→ Exercise brief: In the data, find each line where the word "Rendering" appears and list that line.

→ Input material:
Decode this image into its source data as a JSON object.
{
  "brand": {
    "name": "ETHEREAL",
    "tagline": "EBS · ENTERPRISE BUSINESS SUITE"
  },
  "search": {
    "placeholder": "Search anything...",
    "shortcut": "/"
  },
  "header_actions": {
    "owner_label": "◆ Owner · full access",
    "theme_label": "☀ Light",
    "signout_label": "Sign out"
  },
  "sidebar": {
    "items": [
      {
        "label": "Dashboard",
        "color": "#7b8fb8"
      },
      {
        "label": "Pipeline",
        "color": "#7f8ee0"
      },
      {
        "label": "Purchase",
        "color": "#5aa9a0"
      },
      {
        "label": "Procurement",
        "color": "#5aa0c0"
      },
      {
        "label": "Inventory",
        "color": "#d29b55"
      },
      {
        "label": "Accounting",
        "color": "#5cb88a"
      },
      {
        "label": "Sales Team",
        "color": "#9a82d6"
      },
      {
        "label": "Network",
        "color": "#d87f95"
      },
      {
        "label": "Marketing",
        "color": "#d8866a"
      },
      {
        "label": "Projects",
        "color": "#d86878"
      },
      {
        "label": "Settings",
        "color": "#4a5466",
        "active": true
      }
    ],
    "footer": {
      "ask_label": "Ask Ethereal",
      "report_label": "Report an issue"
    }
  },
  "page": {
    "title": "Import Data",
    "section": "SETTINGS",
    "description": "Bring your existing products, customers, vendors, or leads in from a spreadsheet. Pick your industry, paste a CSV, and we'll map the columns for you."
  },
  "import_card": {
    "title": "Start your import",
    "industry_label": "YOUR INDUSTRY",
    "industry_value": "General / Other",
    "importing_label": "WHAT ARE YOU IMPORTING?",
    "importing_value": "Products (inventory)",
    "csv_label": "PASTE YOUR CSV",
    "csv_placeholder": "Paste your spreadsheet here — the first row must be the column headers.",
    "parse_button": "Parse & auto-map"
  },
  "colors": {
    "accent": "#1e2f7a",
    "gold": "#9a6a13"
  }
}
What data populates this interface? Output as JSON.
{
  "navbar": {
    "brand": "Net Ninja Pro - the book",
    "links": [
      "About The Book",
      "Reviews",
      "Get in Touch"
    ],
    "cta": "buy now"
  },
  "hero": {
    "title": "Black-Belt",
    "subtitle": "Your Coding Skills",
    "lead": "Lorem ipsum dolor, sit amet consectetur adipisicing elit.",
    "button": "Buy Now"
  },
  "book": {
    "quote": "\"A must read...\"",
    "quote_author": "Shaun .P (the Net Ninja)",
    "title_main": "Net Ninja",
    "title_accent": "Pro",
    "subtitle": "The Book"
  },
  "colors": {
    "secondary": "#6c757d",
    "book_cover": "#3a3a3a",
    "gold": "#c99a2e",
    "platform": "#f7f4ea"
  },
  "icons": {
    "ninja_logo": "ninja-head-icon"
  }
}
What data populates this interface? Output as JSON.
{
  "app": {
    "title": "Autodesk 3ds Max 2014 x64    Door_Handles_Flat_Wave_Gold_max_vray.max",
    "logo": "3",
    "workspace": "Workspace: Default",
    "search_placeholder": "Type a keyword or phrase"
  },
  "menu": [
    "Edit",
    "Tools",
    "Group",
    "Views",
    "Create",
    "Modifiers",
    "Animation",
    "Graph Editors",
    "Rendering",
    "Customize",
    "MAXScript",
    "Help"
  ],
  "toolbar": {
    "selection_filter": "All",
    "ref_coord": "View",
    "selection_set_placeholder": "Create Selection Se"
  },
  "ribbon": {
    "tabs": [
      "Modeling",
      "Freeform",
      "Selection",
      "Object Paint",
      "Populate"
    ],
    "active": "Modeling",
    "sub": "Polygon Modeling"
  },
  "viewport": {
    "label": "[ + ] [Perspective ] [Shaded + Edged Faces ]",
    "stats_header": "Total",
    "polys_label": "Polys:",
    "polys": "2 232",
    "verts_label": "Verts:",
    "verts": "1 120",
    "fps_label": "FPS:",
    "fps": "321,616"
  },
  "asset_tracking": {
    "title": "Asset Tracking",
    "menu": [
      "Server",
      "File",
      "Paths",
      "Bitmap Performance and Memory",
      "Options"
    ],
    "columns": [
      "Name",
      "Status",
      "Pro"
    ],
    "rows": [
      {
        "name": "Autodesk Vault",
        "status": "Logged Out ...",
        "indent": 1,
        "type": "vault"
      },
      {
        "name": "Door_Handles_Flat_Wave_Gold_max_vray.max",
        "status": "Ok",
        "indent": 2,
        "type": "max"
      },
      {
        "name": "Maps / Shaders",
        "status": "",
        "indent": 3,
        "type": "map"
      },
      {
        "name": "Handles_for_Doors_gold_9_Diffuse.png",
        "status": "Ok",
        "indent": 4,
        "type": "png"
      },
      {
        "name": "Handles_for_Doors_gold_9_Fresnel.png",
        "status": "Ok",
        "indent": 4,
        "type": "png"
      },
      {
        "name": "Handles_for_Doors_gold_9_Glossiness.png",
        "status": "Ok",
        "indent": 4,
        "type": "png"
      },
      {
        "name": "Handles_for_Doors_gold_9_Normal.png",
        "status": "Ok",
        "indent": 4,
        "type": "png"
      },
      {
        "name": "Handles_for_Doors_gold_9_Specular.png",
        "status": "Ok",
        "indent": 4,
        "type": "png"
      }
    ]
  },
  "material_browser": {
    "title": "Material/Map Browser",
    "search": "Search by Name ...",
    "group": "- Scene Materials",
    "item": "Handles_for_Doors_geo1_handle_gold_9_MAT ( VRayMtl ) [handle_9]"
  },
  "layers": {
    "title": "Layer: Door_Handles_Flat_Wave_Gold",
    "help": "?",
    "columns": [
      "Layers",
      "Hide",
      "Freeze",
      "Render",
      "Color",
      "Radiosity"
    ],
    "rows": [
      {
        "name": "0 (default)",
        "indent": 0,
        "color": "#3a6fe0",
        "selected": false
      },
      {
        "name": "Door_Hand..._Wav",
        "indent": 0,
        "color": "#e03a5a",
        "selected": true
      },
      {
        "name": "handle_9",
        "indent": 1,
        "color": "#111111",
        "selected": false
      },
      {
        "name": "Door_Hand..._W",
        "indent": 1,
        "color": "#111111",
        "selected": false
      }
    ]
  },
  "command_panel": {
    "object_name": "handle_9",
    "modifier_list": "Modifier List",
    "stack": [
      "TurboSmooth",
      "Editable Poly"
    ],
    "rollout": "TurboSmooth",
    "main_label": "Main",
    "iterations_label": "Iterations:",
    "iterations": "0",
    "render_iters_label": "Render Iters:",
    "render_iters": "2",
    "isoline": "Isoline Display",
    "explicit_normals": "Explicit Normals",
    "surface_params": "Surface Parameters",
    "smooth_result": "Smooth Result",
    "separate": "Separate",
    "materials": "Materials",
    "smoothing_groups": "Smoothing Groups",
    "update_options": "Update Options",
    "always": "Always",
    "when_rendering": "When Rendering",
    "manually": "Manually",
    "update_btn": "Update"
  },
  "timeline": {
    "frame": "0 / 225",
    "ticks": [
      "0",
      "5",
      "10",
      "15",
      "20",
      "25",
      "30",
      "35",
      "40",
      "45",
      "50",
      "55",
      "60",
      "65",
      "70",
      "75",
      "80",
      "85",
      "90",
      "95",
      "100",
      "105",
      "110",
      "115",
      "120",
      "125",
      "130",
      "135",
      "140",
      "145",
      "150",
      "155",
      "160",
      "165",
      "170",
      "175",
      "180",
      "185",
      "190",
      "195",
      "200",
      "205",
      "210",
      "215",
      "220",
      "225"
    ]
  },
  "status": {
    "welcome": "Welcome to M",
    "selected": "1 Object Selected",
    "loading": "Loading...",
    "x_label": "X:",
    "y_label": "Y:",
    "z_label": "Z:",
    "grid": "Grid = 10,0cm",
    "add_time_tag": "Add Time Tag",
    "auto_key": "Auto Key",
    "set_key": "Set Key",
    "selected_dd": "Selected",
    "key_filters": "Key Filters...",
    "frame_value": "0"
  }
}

→ Exercise output:
    "Rendering",
    "when_rendering": "When Rendering",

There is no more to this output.